My definition of technology from a buyer perspective is not just the functionality, but the marketing execution widgets plus data, integration, process, resources - In this big data world, shouldn't Experian be head and shoulders above every option? Experian data plus data and communication capabilities seems to be sooo good that in a parallel universe, if Experian, the data company,were to attempt to buy Experian the marketing technology company, the government and privacy folks would block acquisition. (Of course Experian uses their power for "good"). Does Experian get this?Apparently not - I don't see the brochure or webinar - I Experian Exec Mngt missing the forest?

So what should the valuation be? What should be the criteria? You suggest a higher premium for the ability of these marketers to market themselves - but that evaporates the day they get acquired.
Can you look at the aging of their contracts and renewal rates and monetize the strength of their current and 5 yr book of business and therefore the LTV potential per customer?
Yes, you could break out the Customer Experience Matrix and estimate the value of each offer based on the channels and interactions covered + the potential lift per interaction (like Amazon or Google/Doubleclick might)
The market facing valuation, potential client revenue lift would be a practical measure for evaluating technology value - but successful sales and marketing of their own message is ironically the REAL market metric.
Thank you for thoughtful comments

David Raab said...

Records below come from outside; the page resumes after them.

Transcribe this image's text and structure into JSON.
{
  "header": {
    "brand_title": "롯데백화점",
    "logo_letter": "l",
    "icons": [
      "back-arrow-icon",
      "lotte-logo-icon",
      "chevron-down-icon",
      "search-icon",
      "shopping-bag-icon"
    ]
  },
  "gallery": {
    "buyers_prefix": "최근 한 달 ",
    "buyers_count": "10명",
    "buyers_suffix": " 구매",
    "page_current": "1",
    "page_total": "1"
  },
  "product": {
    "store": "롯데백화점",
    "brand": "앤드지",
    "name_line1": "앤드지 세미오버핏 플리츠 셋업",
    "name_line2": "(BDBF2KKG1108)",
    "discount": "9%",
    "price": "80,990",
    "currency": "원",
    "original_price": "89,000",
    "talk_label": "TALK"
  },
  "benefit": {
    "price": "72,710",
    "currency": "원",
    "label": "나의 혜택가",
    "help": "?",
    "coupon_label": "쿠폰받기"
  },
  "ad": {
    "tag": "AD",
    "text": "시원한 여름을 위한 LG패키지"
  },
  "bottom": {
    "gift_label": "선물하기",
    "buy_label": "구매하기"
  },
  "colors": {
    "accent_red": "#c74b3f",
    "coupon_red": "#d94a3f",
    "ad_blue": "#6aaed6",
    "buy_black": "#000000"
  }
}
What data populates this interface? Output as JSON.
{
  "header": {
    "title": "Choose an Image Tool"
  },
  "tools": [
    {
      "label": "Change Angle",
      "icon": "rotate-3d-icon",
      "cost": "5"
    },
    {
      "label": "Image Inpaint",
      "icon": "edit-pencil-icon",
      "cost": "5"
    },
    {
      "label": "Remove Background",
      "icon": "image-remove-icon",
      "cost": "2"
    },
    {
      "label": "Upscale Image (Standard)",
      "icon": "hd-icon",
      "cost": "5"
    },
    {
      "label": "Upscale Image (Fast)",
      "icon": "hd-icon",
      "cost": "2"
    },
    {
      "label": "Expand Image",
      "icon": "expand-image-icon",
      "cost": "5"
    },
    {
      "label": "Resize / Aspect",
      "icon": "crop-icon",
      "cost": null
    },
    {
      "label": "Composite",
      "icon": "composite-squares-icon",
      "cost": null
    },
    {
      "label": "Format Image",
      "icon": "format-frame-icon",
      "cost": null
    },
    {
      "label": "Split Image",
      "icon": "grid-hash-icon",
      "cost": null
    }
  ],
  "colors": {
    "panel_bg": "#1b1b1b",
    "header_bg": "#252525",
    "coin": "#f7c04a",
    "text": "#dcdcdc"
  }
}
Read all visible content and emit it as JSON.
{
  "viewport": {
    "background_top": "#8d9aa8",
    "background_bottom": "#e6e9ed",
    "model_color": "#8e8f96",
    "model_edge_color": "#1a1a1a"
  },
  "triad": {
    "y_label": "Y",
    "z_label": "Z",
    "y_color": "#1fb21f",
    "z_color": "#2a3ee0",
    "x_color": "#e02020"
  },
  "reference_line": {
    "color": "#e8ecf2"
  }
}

Thanks Michael. I don't know that I'd consider Experian the de facto marketing technology leader, although they certainly have a great deal of technology. Their primary business is still data. Marketing tech and marketing services are more about leveraging their data asset than anything else, in my opinion. That said, they and other companies (Acxiom, V12, InfoGroup, Neustar, etc.) are competing in some sense for the same business as the pure marketing tech and email firms.

As to stock market values...I long ago gave up thinking they had much rational basis. More about herd mentality.